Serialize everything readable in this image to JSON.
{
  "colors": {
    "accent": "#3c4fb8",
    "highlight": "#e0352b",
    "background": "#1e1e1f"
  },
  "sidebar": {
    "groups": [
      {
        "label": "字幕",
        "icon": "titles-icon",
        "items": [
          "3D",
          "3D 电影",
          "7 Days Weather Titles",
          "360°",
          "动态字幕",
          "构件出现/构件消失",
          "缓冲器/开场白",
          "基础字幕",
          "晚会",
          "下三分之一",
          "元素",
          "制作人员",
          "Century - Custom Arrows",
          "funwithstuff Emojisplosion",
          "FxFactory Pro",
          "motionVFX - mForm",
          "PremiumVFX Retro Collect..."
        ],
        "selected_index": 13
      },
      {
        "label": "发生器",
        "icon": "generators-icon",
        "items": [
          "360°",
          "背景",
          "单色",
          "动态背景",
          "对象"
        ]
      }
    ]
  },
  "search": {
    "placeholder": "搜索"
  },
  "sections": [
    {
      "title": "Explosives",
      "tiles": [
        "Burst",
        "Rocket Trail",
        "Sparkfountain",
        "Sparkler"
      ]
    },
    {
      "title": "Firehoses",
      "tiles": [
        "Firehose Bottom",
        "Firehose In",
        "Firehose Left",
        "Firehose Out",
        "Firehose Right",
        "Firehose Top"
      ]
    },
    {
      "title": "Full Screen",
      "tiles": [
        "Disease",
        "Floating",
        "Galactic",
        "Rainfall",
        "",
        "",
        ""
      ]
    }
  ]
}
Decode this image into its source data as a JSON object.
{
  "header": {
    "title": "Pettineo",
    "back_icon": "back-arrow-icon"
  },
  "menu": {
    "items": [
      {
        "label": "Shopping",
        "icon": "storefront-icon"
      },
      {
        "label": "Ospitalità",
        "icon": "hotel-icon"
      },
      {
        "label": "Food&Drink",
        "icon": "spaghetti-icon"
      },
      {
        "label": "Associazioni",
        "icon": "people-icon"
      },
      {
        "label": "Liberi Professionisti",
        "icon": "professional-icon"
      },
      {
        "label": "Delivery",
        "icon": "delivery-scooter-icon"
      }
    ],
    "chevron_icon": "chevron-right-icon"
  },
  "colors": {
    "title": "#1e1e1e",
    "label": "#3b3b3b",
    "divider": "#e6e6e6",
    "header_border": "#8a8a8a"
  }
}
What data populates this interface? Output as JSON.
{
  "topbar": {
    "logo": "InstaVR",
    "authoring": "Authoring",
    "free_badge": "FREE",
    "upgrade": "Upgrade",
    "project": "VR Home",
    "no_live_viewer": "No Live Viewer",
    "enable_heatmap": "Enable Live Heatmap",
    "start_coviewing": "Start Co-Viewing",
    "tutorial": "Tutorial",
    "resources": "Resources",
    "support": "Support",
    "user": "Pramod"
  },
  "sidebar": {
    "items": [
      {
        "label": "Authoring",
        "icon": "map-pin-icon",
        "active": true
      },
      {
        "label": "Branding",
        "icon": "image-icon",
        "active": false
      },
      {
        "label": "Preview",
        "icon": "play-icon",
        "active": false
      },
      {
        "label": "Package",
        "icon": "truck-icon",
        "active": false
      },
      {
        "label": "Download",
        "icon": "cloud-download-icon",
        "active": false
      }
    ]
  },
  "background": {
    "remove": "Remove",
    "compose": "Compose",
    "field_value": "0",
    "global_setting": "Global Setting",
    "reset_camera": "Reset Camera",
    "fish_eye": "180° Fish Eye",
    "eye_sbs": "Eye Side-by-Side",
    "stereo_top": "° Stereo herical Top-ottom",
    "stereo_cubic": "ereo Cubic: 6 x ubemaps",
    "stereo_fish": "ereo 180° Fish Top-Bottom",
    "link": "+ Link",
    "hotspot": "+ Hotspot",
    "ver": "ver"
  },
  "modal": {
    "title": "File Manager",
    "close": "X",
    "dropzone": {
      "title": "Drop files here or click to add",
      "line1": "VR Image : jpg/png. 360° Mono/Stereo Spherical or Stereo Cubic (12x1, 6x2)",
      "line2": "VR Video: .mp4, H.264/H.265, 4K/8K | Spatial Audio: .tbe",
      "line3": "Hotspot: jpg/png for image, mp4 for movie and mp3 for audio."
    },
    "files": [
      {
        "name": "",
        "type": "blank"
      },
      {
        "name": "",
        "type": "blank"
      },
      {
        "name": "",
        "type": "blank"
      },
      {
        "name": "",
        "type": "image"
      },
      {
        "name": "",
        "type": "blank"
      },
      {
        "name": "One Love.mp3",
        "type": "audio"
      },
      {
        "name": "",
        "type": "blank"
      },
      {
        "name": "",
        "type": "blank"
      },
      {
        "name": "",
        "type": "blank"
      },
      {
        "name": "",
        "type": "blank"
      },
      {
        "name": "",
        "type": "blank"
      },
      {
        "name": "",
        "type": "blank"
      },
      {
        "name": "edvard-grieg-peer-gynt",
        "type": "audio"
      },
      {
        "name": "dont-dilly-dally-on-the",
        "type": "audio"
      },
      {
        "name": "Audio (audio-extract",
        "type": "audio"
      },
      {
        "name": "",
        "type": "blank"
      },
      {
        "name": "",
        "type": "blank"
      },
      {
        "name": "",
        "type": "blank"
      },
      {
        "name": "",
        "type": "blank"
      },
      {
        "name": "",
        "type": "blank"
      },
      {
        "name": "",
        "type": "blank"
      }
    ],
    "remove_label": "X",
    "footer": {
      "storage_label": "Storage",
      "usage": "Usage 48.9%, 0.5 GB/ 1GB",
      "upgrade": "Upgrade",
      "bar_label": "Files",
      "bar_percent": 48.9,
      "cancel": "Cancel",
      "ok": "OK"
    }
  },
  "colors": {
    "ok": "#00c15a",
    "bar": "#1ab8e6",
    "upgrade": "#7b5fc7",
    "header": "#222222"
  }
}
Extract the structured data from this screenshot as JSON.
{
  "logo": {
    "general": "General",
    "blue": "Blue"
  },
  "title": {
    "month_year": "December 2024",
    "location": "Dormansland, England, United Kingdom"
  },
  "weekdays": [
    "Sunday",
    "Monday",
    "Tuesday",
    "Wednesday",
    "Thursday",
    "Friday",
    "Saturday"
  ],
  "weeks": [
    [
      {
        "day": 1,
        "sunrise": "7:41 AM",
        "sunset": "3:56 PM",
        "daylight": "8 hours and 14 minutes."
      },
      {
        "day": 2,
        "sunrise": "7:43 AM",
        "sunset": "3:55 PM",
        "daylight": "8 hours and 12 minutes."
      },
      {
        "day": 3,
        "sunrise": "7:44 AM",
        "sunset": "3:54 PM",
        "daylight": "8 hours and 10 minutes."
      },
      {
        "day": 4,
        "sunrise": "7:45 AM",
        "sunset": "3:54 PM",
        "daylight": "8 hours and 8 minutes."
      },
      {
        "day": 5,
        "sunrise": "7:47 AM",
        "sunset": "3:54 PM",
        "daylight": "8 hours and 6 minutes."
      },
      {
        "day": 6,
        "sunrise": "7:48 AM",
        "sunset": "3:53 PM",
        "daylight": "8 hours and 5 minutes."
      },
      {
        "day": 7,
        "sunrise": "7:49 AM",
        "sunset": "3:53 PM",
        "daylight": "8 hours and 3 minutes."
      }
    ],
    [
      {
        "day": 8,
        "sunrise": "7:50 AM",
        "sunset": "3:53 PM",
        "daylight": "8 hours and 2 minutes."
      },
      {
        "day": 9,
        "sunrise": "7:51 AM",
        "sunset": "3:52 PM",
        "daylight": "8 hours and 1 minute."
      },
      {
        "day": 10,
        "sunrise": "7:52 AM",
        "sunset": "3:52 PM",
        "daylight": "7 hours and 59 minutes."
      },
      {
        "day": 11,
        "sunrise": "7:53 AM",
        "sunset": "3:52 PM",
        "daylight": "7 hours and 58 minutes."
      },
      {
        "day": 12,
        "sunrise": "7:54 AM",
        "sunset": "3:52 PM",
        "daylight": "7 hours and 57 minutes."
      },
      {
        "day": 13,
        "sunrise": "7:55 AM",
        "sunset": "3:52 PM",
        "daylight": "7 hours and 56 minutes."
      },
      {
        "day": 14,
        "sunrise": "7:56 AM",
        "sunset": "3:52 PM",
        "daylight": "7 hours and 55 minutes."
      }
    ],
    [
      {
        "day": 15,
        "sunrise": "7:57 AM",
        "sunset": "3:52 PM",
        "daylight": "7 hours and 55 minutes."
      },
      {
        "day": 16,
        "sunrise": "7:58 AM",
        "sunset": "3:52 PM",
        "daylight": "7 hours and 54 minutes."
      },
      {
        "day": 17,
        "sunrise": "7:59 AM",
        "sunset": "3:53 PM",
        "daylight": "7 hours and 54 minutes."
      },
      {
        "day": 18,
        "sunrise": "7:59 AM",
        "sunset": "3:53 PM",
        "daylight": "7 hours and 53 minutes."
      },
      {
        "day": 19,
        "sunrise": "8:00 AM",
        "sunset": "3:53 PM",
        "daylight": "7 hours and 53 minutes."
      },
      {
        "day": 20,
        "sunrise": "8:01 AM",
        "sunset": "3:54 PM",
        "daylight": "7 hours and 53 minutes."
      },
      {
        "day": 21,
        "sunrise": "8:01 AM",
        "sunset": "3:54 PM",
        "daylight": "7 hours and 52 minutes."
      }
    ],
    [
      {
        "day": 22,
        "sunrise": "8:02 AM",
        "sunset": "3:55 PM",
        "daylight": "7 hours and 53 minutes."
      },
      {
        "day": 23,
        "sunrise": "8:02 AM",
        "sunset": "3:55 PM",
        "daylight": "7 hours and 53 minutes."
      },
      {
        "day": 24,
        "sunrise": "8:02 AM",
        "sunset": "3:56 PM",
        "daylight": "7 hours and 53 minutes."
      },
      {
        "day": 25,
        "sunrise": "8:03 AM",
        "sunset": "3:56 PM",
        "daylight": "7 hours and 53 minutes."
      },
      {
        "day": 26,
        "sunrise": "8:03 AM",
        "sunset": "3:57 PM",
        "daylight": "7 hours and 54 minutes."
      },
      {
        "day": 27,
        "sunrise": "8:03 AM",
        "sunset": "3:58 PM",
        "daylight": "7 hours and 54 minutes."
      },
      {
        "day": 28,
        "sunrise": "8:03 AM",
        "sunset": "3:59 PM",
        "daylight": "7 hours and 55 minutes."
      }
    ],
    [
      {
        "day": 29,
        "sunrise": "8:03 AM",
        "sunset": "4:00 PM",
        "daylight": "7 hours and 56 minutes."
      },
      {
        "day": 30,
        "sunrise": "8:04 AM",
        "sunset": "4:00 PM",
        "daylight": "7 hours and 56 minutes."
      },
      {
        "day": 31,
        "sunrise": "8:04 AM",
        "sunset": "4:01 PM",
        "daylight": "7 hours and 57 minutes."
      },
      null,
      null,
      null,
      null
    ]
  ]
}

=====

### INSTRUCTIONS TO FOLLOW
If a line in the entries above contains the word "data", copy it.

### RESPONSE TO THE TASK
Decode this image into its source data as a JSON object.
What data populates this interface? Output as JSON.
Extract the structured data from this screenshot as JSON.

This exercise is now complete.